bannerHON
img
HONnews
HONnews
img PATIENT / PARTICULIER img PROFESSIONNEL DE SANTE img WEBMESTRE img
img
 
img
HONcode sites
Khresmoi - new !
HONselect
News
Conferences
Images

Themes:
A B C D E F G H I
J K L M N O P Q
R S T U V W X Y Z
Browse archive:
2019: J J M A M F J
2018: D N O S A J

 
  Other news for:
Dietary Supplements
Weight Loss
 Resources from HONselect
Many Dietary Supplements Dangerous for Teens

By Steven Reinberg

WEDNESDAY, June 5, 2019 (HealthDay News) -- While taking vitamins may be fine for teens and young adults, supplements for weight loss, muscle-building and added energy may trigger severe medical problems, new research suggests.

Regulations to keep these potentially harmful products out of the hands of young people are urgently needed, the study authors said.

"The [U.S. Food and Drug Administration] has issued countless warnings about supplements sold for weight loss, muscle-building or sport performance, sexual function and energy, and we know these products are widely marketed to and used by young people," said lead author Flora Or. She is a researcher with Harvard T.H. Chan School of Public Health's Strategic Training Initiative for the Prevention of Eating Disorders, in Boston.

For the study, Or's team looked at FDA reports of medical problems associated with these supplements among people aged 25 and younger between January 2004 and April 2015. The investigators compared these reports with reports made for vitamins.

In all, nearly 1,000 incidents were reported, of which 40% involved a severe medical problem, including hospitalization and death, the researchers said.

Weight-loss, muscle-building and energy supplements were linked with an almost three times greater risk of severe medical problems compared with vitamins, the findings showed.

In addition, supplements sold to boost sexual function and clean the colon were tied to about twice the risk of a medical problem.

According to researcher S. Bryn Austin, reputable doctors don't prescribe these types of supplements. Many contain adulterated prescription drugs, banned substances, heavy metals, pesticides and other dangerous chemicals.

Some studies have linked weight-loss and muscle-building supplements with stroke, testicular cancer, liver damage and even death, noted Austin, who is a professor in the department of social and behavioral sciences at the Harvard School of Public Health.

"How can we continue to let the manufacturers of these products and the retailers who profit from them play Russian roulette with America's youth?" Austin said in a school news release. "It is well past time for policymakers and retailers to take meaningful action to protect children and consumers of all ages."

The report was published online June 5 in the Journal of Adolescent Health.

More information

Visit the U.S. National Center for Complementary and Integrative Health for more on dietary supplements and kids.

SOURCE: Harvard T.H. Chan School of Public Health, news release, June 5, 2019

Copyright © 2019 HealthDay. All rights reserved. URL:http://consumer.healthday.com/Article.asp?AID=747120
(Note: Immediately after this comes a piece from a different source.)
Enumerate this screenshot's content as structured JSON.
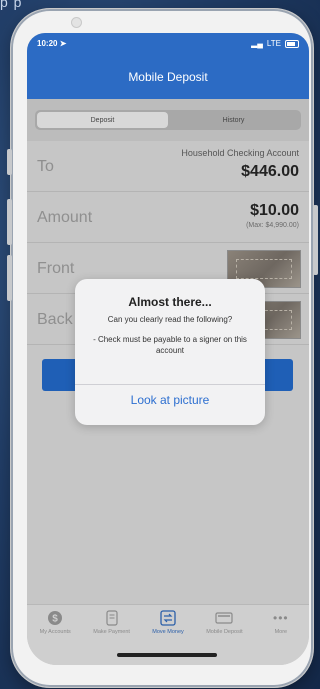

Resources from HONselect: HONselect is the HON's medical search engine. It retrieves scientific articles, images, conferences and web sites on the selected subject.
Research Personnel
Death
Risk
Adult
The list of medical terms above are retrieved automatically from the article.

Disclaimer: The text presented on this page is not a substitute for professional medical advice. It is for your information only and may not represent your true individual medical situation. Do not hesitate to consult your healthcare provider if you have any questions or concerns. Do not use this information to diagnose or treat a health problem or disease without consulting a qualified healthcare professional.
Be advised that HealthDay articles are derived from various sources and may not reflect your own country regulations. The Health On the Net Foundation does not endorse opinions, products, or services that may appear in HealthDay articles.


Home img About us img MediaCorner img HON newsletter img Site map img Ethical policies img Contact